local news and you can see just how devastating it has been to our community.

Combine a mental health condition with SUD and you have an even more lethal combination.

Roughly one third of individuals living with SUD also live with a mental health condition and according to
the Journal of the American Medical Association, roughly 50% of individuals with severe mental health
conditions are affected by substance use disorder.

As a person in long term recovery, living with both SUD and mental health conditions, I can tell you it was
an incredibly tough road to navigate, not only because of the conditions themselves but because of the
stigma attached to them.

Even though SUD and mental health conditions are both treatable medical disorders, people living with
those conditions still face a tremendous amount of discrimination.

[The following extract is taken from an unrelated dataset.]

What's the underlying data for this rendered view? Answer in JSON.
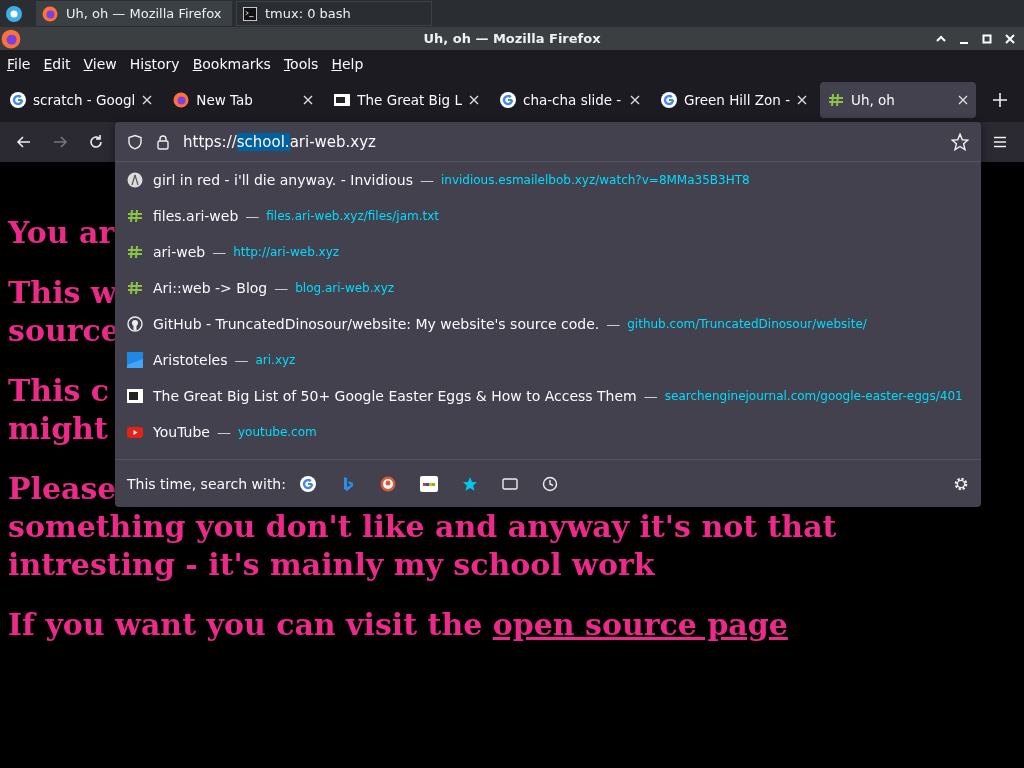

One of the reasons this stigma exists
is because both conditions are incredibly hard to detect and even harder to understand for people not
familiar with or living with the conditions themselves.

When a person is diagnosed with cancer or let’s say, diabetes, most loved ones, friends and co-workers
are incredibly supportive or sympathetic to that individual from the get-go. But when an individual has
SUD or a mental health condition, they are most often on the receiving end of discrimination, judgment
and even anger from their immediate support group.

Stigma is extremely harmful to people with SUD and mental health conditions. In fact, it is one of the
main reasons preventing people from seeking any kind of treatment.

As a result of the attitudes, negative bias and stereotypes attached to SUD and mental health conditions,
people living with these conditions might experience shame, guilt and even fear.

In other words, stigma makes things worse.

What can we do to break the stigma?

Scratch that.

What must we do to break the stigma?

Here are a few…

We can educate our friends, family, and members of the community. If you know a medical professional
or someone living with SUD or a mental health condition, ask questions and seek answers. The more we
know, the less we presume.

Use person centered language. Replace words and terms describing SUD and mental health conditions
that are hurtful or negative, with words that are positive and empowering. For instance, substance use
disorder over addiction and mental health conditions instead of mental illness. You would be surprised at
the impact language has on people. Let’s choose our words with empathy and kindness.

Something we can all do to help break stigma is speak out and support.

If you are living with SUD or a mental health condition, there are ways you can help. New York has Peer
Certification programs that give people with lived experience an opportunity to advocate for their peers.

Lastly, pick a platform and start the conversation. Speaking out creates awareness and awareness is a
catalyst for change.

There are people out there that need help.

We are all human.

A mentor of mine shared a bit of wisdom with me that I will carry with me always. She said, “do not be a
part of the problem. Be a part of the solution.”

Let’s try and start there.